Industrial time is visible through the clock. There are a lot of hidden assumptions behind that. For one, it’s not even in tune with the Earth (see also: leap year). Three basic hidden assumptions of industrial time are that people work a lot like machines, that all times are the same, and that we can control the people and events around us. We think this is the way it’s always been, but in fact there are many other ways to orienting to time. This is the chronos aspect of orienting to time.

Pre-industrial and post-industrial time have more in common with each other than with industrial time. Pre-industrial time was based on “the event” (i.e. farming). Assumptions: people work nothing like machines, all times are not the same, and life unfolds through the people and events around us. This is the kairos aspect of time.

The industrial mythology comes with three related myths.

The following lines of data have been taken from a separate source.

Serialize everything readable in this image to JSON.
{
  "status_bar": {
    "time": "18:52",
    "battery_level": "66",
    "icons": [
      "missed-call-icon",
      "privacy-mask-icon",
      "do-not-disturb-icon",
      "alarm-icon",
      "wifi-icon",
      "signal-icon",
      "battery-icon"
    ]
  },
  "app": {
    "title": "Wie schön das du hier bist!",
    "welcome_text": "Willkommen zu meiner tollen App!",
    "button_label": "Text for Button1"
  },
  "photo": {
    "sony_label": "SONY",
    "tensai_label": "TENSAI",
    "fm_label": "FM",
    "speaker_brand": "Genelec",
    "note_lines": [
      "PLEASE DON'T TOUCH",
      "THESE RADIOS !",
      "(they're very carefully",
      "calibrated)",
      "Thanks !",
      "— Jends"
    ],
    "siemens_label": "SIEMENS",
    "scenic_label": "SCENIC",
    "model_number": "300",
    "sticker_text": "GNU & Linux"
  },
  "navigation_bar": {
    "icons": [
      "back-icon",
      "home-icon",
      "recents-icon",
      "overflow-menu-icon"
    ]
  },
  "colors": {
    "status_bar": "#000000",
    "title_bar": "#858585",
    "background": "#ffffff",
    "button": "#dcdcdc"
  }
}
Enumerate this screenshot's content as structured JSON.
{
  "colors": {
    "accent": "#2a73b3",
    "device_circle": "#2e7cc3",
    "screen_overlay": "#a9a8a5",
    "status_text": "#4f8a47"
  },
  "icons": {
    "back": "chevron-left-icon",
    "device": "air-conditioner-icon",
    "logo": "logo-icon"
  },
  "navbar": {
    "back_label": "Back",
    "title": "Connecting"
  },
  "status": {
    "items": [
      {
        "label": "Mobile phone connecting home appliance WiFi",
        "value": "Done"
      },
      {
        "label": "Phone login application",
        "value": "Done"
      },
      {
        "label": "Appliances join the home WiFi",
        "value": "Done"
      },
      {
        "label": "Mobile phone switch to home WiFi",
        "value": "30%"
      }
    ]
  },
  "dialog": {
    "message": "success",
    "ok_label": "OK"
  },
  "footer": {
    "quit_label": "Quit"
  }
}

The first one is that better time management skills and tools will make you more productive — the right app will change your life. Time-management originated with factory work, and was wildly successful in that environment. It doesn’t function so well in the office work of today. The reality is that time management is not related to productivity. All it does is help you feel that things are being managed, which is good if that makes you feel happier about your work. It will not solve your time problems. Productivity is a long-term proposition — what is sustainable for you?

The second one is that if you love what you’re doing, it doesn’t feel like work. (“That’s bullshit.”) Be wary of language that tries to mask work as something else. There are still human limits to work, and no matter how much you enjoy it, you can’t do it all the time forever. Focusing on balance can create unending frustration. Lower-wage workers often don’t even know what this means, or assume it’s just for managers.

Thirdly, focusing on work-life balance will solve your problems. Balance is something that machines do, and it doesn’t really apply to human beings. Work and life as separate terms doesn’t appear until the 1960s, and it was about industrial work. Life should be in our work — our lives are a lot of work. We think that if we can find work/life balance, we think our lives will be centered and at peace. Work has never looked or felt like that. We end up holding on to one or two things that are “necessary”, usually work, and getting that done to the detriment of the others.

Consider alignment. Being mindful of our alignment is being aware of all the interrelated parts that are needed to move forward. When all the parts work together, we get an efficiency of movement. We cannot let something stay out of alignment for too long without expecting repercussions. We can get help from experts (therapists) and support networks (family/friends), and it’s important for our long-term sustainability.

What are your hidden assumptions? What are the things you are thinking about or not? What are the things you believe that are shaping your hidden assumptions? What might be impeding the alignment you would like to achieve?